Improving living conditions does not end hate speech

Executive Director Susan Benesch spoke at Hate Speech: How to Counteract?, an international conference that took place in the Azores on May 4th. The orginal article is available in its original Portuguese at Observador.


Professor at Harvard University, Susan Benesch, stated at an international conference in the Azores that “living conditions do not seem to be the determining factor” in relation to hate speech.

Harvard University professor Susan Benesch defended this Thursday that hate speech is a “real threat to democracy, warning that improving living conditions is not enough to end that speech.

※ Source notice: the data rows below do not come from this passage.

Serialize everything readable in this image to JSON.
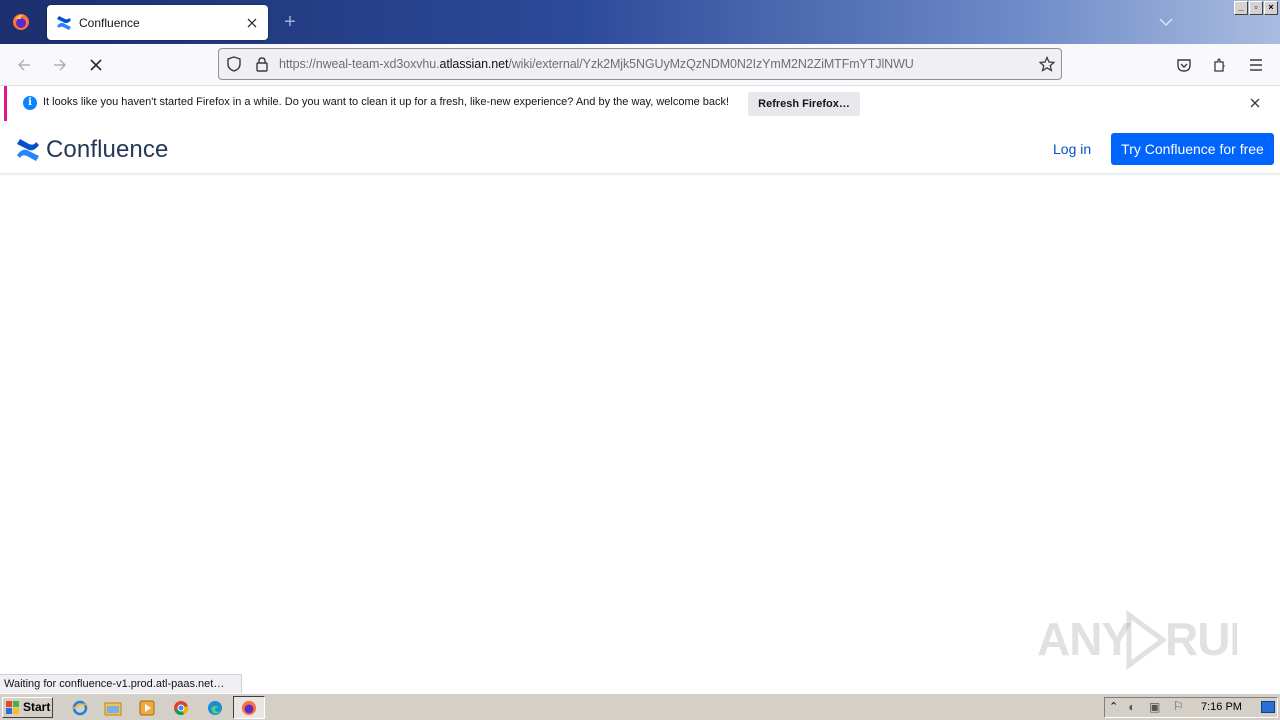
{
  "browser": {
    "tab_title": "Confluence",
    "new_tab_label": "+",
    "url_prefix": "https://nweal-team-xd3oxvhu.",
    "url_host": "atlassian.net",
    "url_path": "/wiki/external/Yzk2Mjk5NGUyMzQzNDM0N2IzYmM2N2ZiMTFmYTJlNWU"
  },
  "notification": {
    "message": "It looks like you haven't started Firefox in a while. Do you want to clean it up for a fresh, like-new experience? And by the way, welcome back!",
    "button_label": "Refresh Firefox…",
    "info_glyph": "i"
  },
  "page": {
    "logo_text": "Confluence",
    "login_label": "Log in",
    "try_label": "Try Confluence for free"
  },
  "watermark": "ANY RUN",
  "status_text": "Waiting for confluence-v1.prod.atl-paas.net…",
  "taskbar": {
    "start_label": "Start",
    "clock": "7:16 PM"
  },
  "colors": {
    "accent": "#0065ff",
    "link": "#0052cc",
    "logo_text": "#253858",
    "notif_stripe": "#e31587"
  },
  "icons": [
    "firefox-icon",
    "confluence-icon",
    "close-icon",
    "plus-icon",
    "chevron-down-icon",
    "back-icon",
    "forward-icon",
    "stop-icon",
    "shield-icon",
    "lock-icon",
    "star-icon",
    "pocket-icon",
    "extensions-icon",
    "menu-icon",
    "info-icon",
    "ie-icon",
    "folder-icon",
    "media-icon",
    "chrome-icon",
    "edge-icon"
  ]
}
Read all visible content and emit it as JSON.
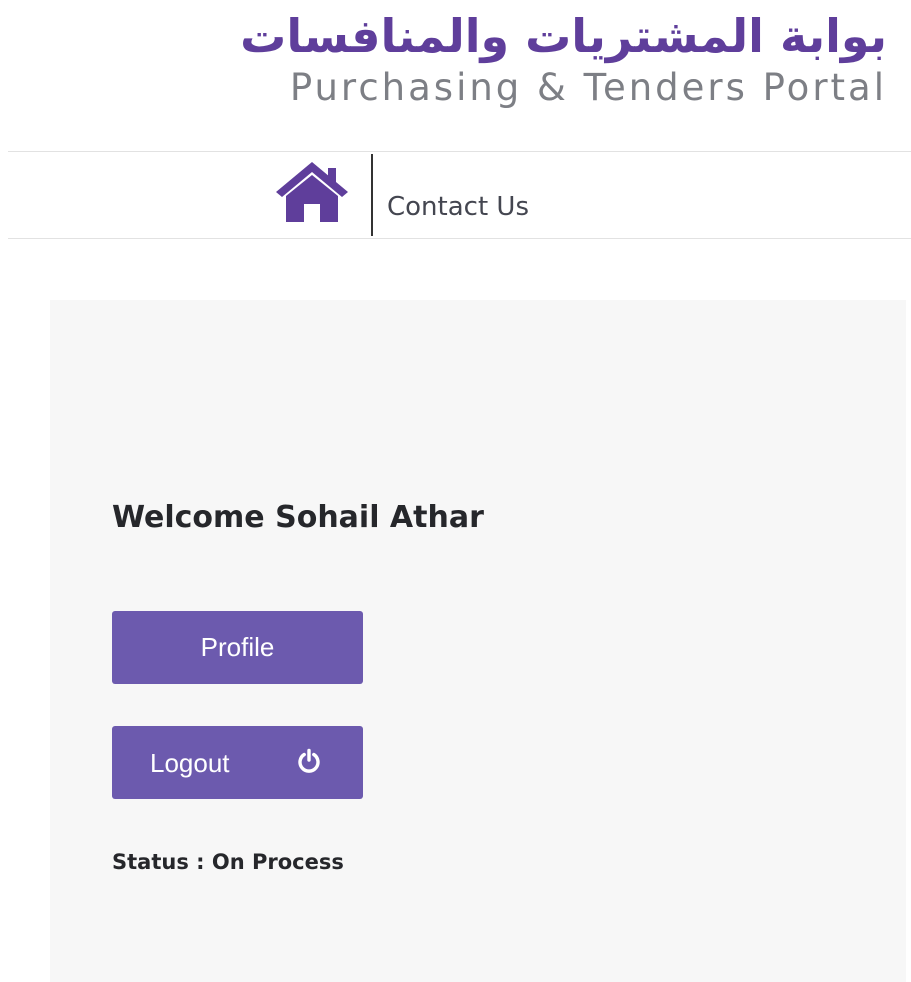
{
  "header": {
    "title_arabic": "بوابة المشتريات والمنافسات",
    "title_english": "Purchasing & Tenders Portal"
  },
  "nav": {
    "home_icon": "home-icon",
    "contact_label": "Contact Us"
  },
  "main": {
    "welcome_text": "Welcome Sohail Athar",
    "profile_label": "Profile",
    "logout_label": "Logout",
    "logout_icon": "power-icon",
    "status_text": "Status : On Process"
  },
  "colors": {
    "brand_purple": "#5f3e9b",
    "button_purple": "#6c5aae",
    "subtitle_gray": "#7d7f85",
    "panel_bg": "#f7f7f7"
  }
}
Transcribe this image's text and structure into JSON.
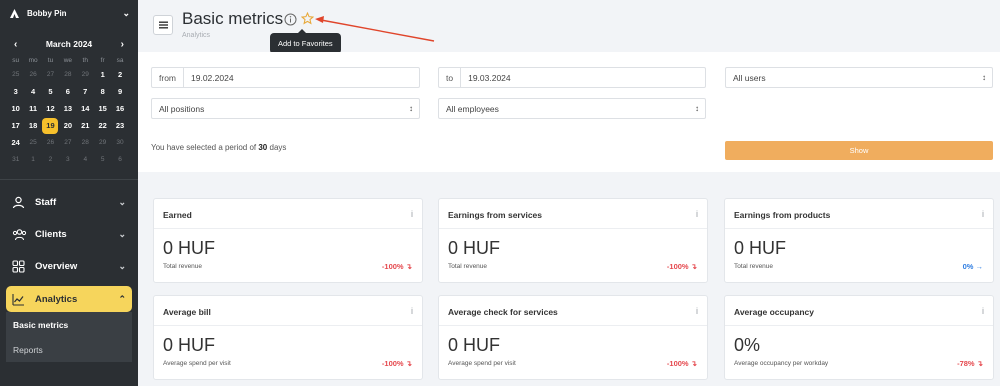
{
  "sidebar": {
    "user_name": "Bobby Pin",
    "calendar": {
      "month": "March 2024",
      "day_names": [
        "su",
        "mo",
        "tu",
        "we",
        "th",
        "fr",
        "sa"
      ],
      "weeks": [
        [
          {
            "d": "25",
            "o": true
          },
          {
            "d": "26",
            "o": true
          },
          {
            "d": "27",
            "o": true
          },
          {
            "d": "28",
            "o": true
          },
          {
            "d": "29",
            "o": true
          },
          {
            "d": "1"
          },
          {
            "d": "2"
          }
        ],
        [
          {
            "d": "3"
          },
          {
            "d": "4"
          },
          {
            "d": "5"
          },
          {
            "d": "6"
          },
          {
            "d": "7"
          },
          {
            "d": "8"
          },
          {
            "d": "9"
          }
        ],
        [
          {
            "d": "10"
          },
          {
            "d": "11"
          },
          {
            "d": "12"
          },
          {
            "d": "13"
          },
          {
            "d": "14"
          },
          {
            "d": "15"
          },
          {
            "d": "16"
          }
        ],
        [
          {
            "d": "17"
          },
          {
            "d": "18"
          },
          {
            "d": "19",
            "t": true
          },
          {
            "d": "20"
          },
          {
            "d": "21"
          },
          {
            "d": "22"
          },
          {
            "d": "23"
          }
        ],
        [
          {
            "d": "24"
          },
          {
            "d": "25",
            "o": true
          },
          {
            "d": "26",
            "o": true
          },
          {
            "d": "27",
            "o": true
          },
          {
            "d": "28",
            "o": true
          },
          {
            "d": "29",
            "o": true
          },
          {
            "d": "30",
            "o": true
          }
        ],
        [
          {
            "d": "31",
            "o": true
          },
          {
            "d": "1",
            "o": true
          },
          {
            "d": "2",
            "o": true
          },
          {
            "d": "3",
            "o": true
          },
          {
            "d": "4",
            "o": true
          },
          {
            "d": "5",
            "o": true
          },
          {
            "d": "6",
            "o": true
          }
        ]
      ]
    },
    "nav": {
      "staff": "Staff",
      "clients": "Clients",
      "overview": "Overview",
      "analytics": "Analytics",
      "basic_metrics": "Basic metrics",
      "reports": "Reports"
    }
  },
  "header": {
    "title": "Basic metrics",
    "subtitle": "Analytics",
    "tooltip": "Add to Favorites"
  },
  "filters": {
    "from_label": "from",
    "from_value": "19.02.2024",
    "to_label": "to",
    "to_value": "19.03.2024",
    "users": "All users",
    "positions": "All positions",
    "employees": "All employees",
    "period_prefix": "You have selected a period of",
    "period_days": "30",
    "period_suffix": "days",
    "show_button": "Show"
  },
  "cards": [
    {
      "title": "Earned",
      "value": "0 HUF",
      "sub": "Total revenue",
      "change": "-100%",
      "dir": "neg"
    },
    {
      "title": "Earnings from services",
      "value": "0 HUF",
      "sub": "Total revenue",
      "change": "-100%",
      "dir": "neg"
    },
    {
      "title": "Earnings from products",
      "value": "0 HUF",
      "sub": "Total revenue",
      "change": "0%",
      "dir": "pos"
    },
    {
      "title": "Average bill",
      "value": "0 HUF",
      "sub": "Average spend per visit",
      "change": "-100%",
      "dir": "neg"
    },
    {
      "title": "Average check for services",
      "value": "0 HUF",
      "sub": "Average spend per visit",
      "change": "-100%",
      "dir": "neg"
    },
    {
      "title": "Average occupancy",
      "value": "0%",
      "sub": "Average occupancy per workday",
      "change": "-78%",
      "dir": "neg"
    }
  ],
  "colors": {
    "sidebar_bg": "#2b2f33",
    "accent_yellow": "#f6d55c",
    "show_button": "#f0ad5e",
    "negative": "#e5484d",
    "positive": "#2f7de1",
    "annotation_arrow": "#e0452b"
  }
}
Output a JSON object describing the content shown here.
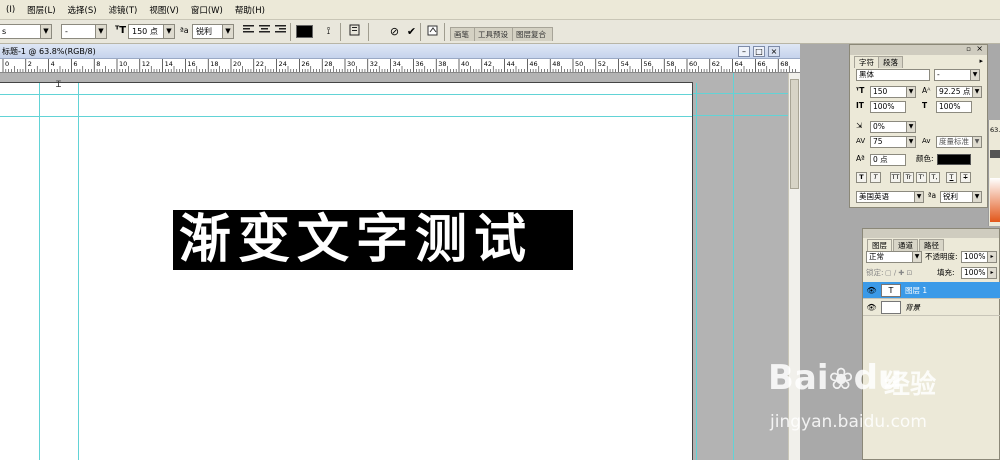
{
  "menu": [
    "图层(L)",
    "选择(S)",
    "滤镜(T)",
    "视图(V)",
    "窗口(W)",
    "帮助(H)"
  ],
  "menu_prefix": "(I)",
  "options": {
    "font_style": "-",
    "font_size": "150 点",
    "aa_label": "a",
    "aa_value": "锐利",
    "tabs": [
      "画笔",
      "工具预设",
      "图层复合"
    ]
  },
  "document": {
    "title": "标题-1 @ 63.8%(RGB/8)",
    "text": "渐变文字测试",
    "ruler_labels": [
      "0",
      "2",
      "4",
      "6",
      "8",
      "10",
      "12",
      "14",
      "16",
      "18",
      "20",
      "22",
      "24",
      "26",
      "28",
      "30",
      "32",
      "34",
      "36",
      "38",
      "40",
      "42",
      "44",
      "46",
      "48",
      "50",
      "52",
      "54",
      "56",
      "58",
      "60",
      "62",
      "64",
      "66",
      "68"
    ]
  },
  "char_panel": {
    "tab_char": "字符",
    "tab_para": "段落",
    "font_family": "黑体",
    "font_style": "-",
    "size": "150",
    "leading": "92.25 点",
    "vscale": "100%",
    "hscale": "100%",
    "tracking_pct": "0%",
    "kerning": "75",
    "kerning_mode": "度量标准",
    "baseline": "0 点",
    "color_label": "颜色:",
    "style_buttons": [
      "T",
      "T",
      "TT",
      "Tr",
      "T'",
      "T,",
      "T",
      "T"
    ],
    "language": "美国英语",
    "aa_label": "a",
    "aa_value": "锐利"
  },
  "side_readout": "63.",
  "layers_panel": {
    "tabs": [
      "图层",
      "通道",
      "路径"
    ],
    "blend_mode": "正常",
    "opacity_label": "不透明度:",
    "opacity": "100%",
    "lock_label": "锁定:",
    "fill_label": "填充:",
    "fill": "100%",
    "layers": [
      {
        "name": "图层 1",
        "thumb": "T",
        "selected": true
      },
      {
        "name": "背景",
        "thumb": "",
        "selected": false
      }
    ]
  },
  "watermark": {
    "brand": "Bai",
    "brand2": "du",
    "cn": "经验",
    "url": "jingyan.baidu.com"
  },
  "colors": {
    "selected_layer": "#3b9ae8",
    "guide": "#62d3d6"
  }
}
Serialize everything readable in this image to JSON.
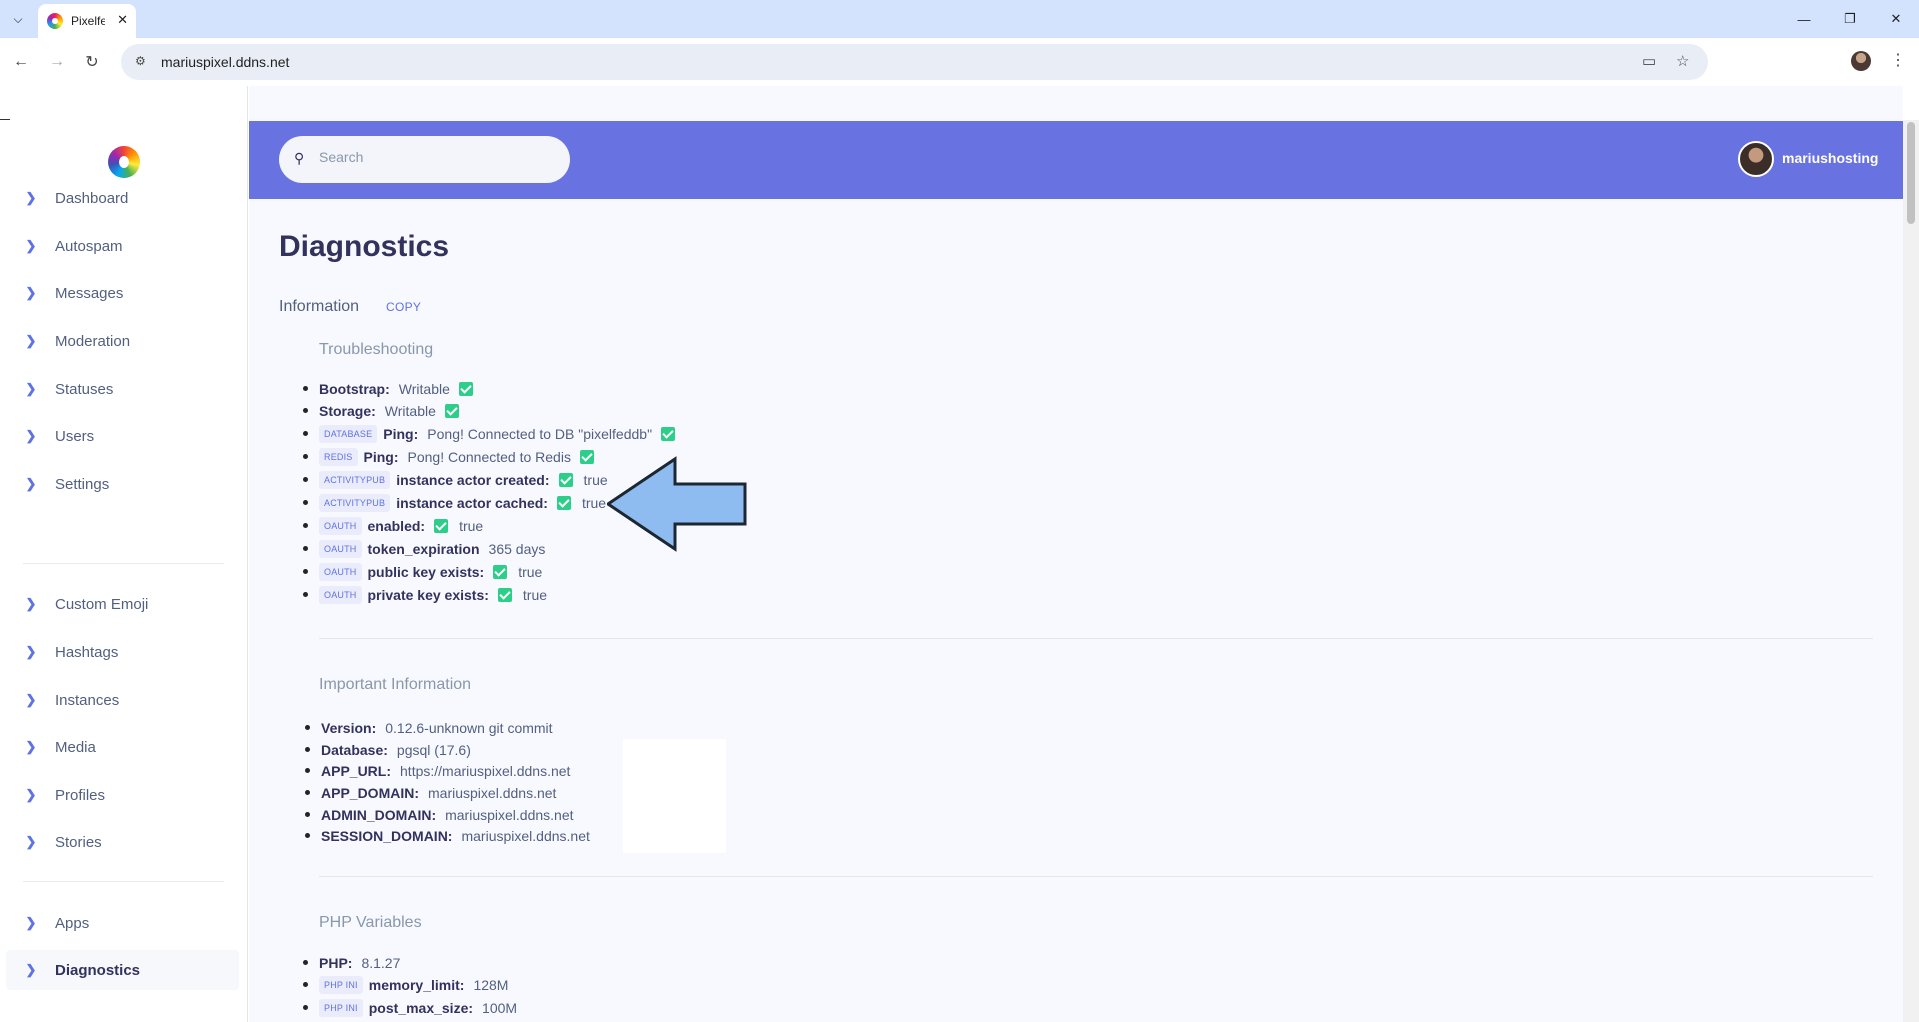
{
  "browser": {
    "tab_title": "Pixelfe",
    "url": "mariuspixel.ddns.net",
    "icons": [
      "tab-list-icon",
      "tab-close-icon",
      "minimize-icon",
      "restore-icon",
      "close-window-icon",
      "back-icon",
      "forward-icon",
      "reload-icon",
      "site-info-icon",
      "install-icon",
      "bookmark-star-icon",
      "profile-icon",
      "menu-icon"
    ]
  },
  "sidebar": {
    "items": [
      {
        "label": "Dashboard"
      },
      {
        "label": "Autospam"
      },
      {
        "label": "Messages"
      },
      {
        "label": "Moderation"
      },
      {
        "label": "Statuses"
      },
      {
        "label": "Users"
      },
      {
        "label": "Settings"
      },
      {
        "label": "Custom Emoji"
      },
      {
        "label": "Hashtags"
      },
      {
        "label": "Instances"
      },
      {
        "label": "Media"
      },
      {
        "label": "Profiles"
      },
      {
        "label": "Stories"
      },
      {
        "label": "Apps"
      },
      {
        "label": "Diagnostics"
      }
    ],
    "active_item": "Diagnostics",
    "accent_color": "#5e72e4"
  },
  "header": {
    "search_placeholder": "Search",
    "username": "mariushosting",
    "bar_color": "#6872e0"
  },
  "page": {
    "title": "Diagnostics",
    "info_heading": "Information",
    "copy_label": "COPY"
  },
  "troubleshooting": {
    "heading": "Troubleshooting",
    "rows": [
      {
        "key": "Bootstrap:",
        "value": "Writable",
        "check": true
      },
      {
        "key": "Storage:",
        "value": "Writable",
        "check": true
      },
      {
        "tag": "DATABASE",
        "key": "Ping:",
        "value": "Pong! Connected to DB \"pixelfeddb\"",
        "check": true
      },
      {
        "tag": "REDIS",
        "key": "Ping:",
        "value": "Pong! Connected to Redis",
        "check": true
      },
      {
        "tag": "ACTIVITYPUB",
        "key": "instance actor created:",
        "value": "true",
        "check": true
      },
      {
        "tag": "ACTIVITYPUB",
        "key": "instance actor cached:",
        "value": "true",
        "check": true
      },
      {
        "tag": "OAUTH",
        "key": "enabled:",
        "value": "true",
        "check": true
      },
      {
        "tag": "OAUTH",
        "key": "token_expiration",
        "value": "365 days",
        "check": false
      },
      {
        "tag": "OAUTH",
        "key": "public key exists:",
        "value": "true",
        "check": true
      },
      {
        "tag": "OAUTH",
        "key": "private key exists:",
        "value": "true",
        "check": true
      }
    ]
  },
  "important": {
    "heading": "Important Information",
    "rows": [
      {
        "key": "Version:",
        "value": "0.12.6-unknown git commit"
      },
      {
        "key": "Database:",
        "value": "pgsql (17.6)"
      },
      {
        "key": "APP_URL:",
        "value": "https://mariuspixel.ddns.net"
      },
      {
        "key": "APP_DOMAIN:",
        "value": "mariuspixel.ddns.net"
      },
      {
        "key": "ADMIN_DOMAIN:",
        "value": "mariuspixel.ddns.net"
      },
      {
        "key": "SESSION_DOMAIN:",
        "value": "mariuspixel.ddns.net"
      }
    ]
  },
  "php": {
    "heading": "PHP Variables",
    "rows": [
      {
        "key": "PHP:",
        "value": "8.1.27"
      },
      {
        "tag": "PHP INI",
        "key": "memory_limit:",
        "value": "128M"
      },
      {
        "tag": "PHP INI",
        "key": "post_max_size:",
        "value": "100M"
      }
    ]
  },
  "colors": {
    "check_green": "#2dce89",
    "annotation_arrow": "#8fbcf0"
  }
}
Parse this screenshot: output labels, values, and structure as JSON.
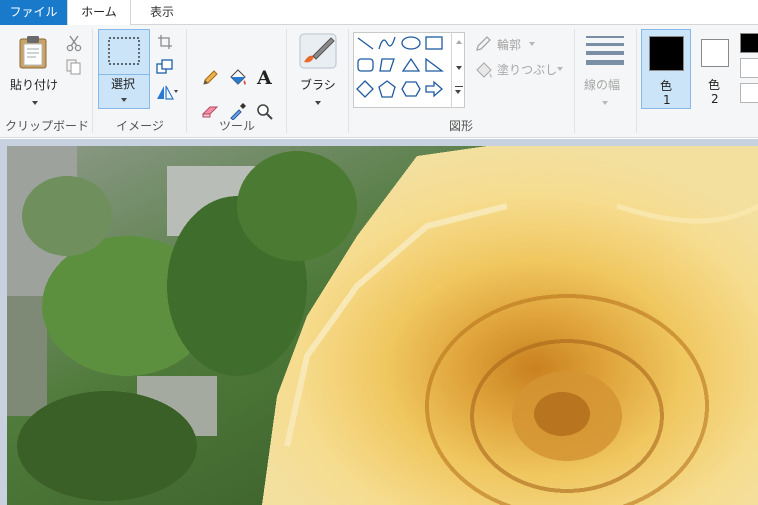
{
  "tabs": [
    {
      "label": "ファイル"
    },
    {
      "label": "ホーム"
    },
    {
      "label": "表示"
    }
  ],
  "clipboard": {
    "paste_label": "貼り付け",
    "group_label": "クリップボード"
  },
  "image": {
    "select_label": "選択",
    "group_label": "イメージ"
  },
  "tools": {
    "group_label": "ツール"
  },
  "brushes": {
    "label": "ブラシ"
  },
  "shapes": {
    "outline_label": "輪郭",
    "fill_label": "塗りつぶし",
    "group_label": "図形"
  },
  "size": {
    "label": "線の幅"
  },
  "colors": {
    "color1_label": "色",
    "color1_num": "1",
    "color2_label": "色",
    "color2_num": "2",
    "color1_value": "#000000",
    "color2_value": "#ffffff"
  },
  "theme": {
    "accent": "#1979ca",
    "selected_bg": "#cce4f7"
  }
}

“We also see hate speech from people whose living conditions are not difficult at all. Unfortunately, even looking at other examples in history, living conditions do not seem to be the determining factor related to hate,” she said.

The researcher from Berkman Klein Center for Internet & Society at Harvard University spoke to the Lusa agency and Antena 1, regarding the international conference “Hate speech: how to counteract?”, which took place at the University of the Azores, in Ponta Delgada, organized by CICS.NOVA.UAc (Interdisciplinary Center for Social Sciences).

Susan Benesch argued that hate speech uses fear to “convince that a group of people” represents a threat to the social order, making “people, even those with good economic conditions, feel threatened”.

“Hate speech manages to convince one group of people to fear another group so much that they believe violence is acceptable or even necessary. This is a very effective tool to make the group more cohesive, in such a way that political leaders use it a lot”, she stressed.

The former American journalist, who directs the “Dangerous Speech Project” considered that hate speech is a “real threat”, warning that “those who intend to preserve democracy cannot relax”.

“For me, hate speech is a symptom. It is an indicator of society. Partly because people often feel uninhibited online to express what 30 or 40 years ago they couldn’t express themselves publicly,” she said.

Instead of “censorship”, Susan Benesch argued that hate speech should be fought through a “counter speech” that “forces society to look” at the issue and “admit the problem”.

“Most people who decide to fight back against hate speech are not trying to change the thinking of those who promote it. Instead, they are trying to change society in general and change the audience’s perception”, she stressed.

Pilar Damião de Medeiros, a professor at the University of the Azores, warned that “hate speech does not know dialogue” and seeks, “simply, to diminish minorities or other social groups”, instigating xenophobia, homophobia, misogyny and racism 

“In Portugal, when we are close to the celebrations of 50 years of freedom achieved at great cost, we have the extreme right watching. In my view, it seems that the monsters that we thought extinct since World War II are lurking again”, he declared.

Considering that the “extreme right-wing noise” has “neither bases nor concrete data”, the sociologist, who was part of the organization of the event, stated that the conference intended to “motivate the debate on the danger of living in an era in which the hatred grows sharper”.

“We have to be activists every day in this fight against hate speech in all its variants. If we want to keep our democracy alive, the values ​​of social justice and respect for human dignity, it has to be with work done by all of us”, he concluded.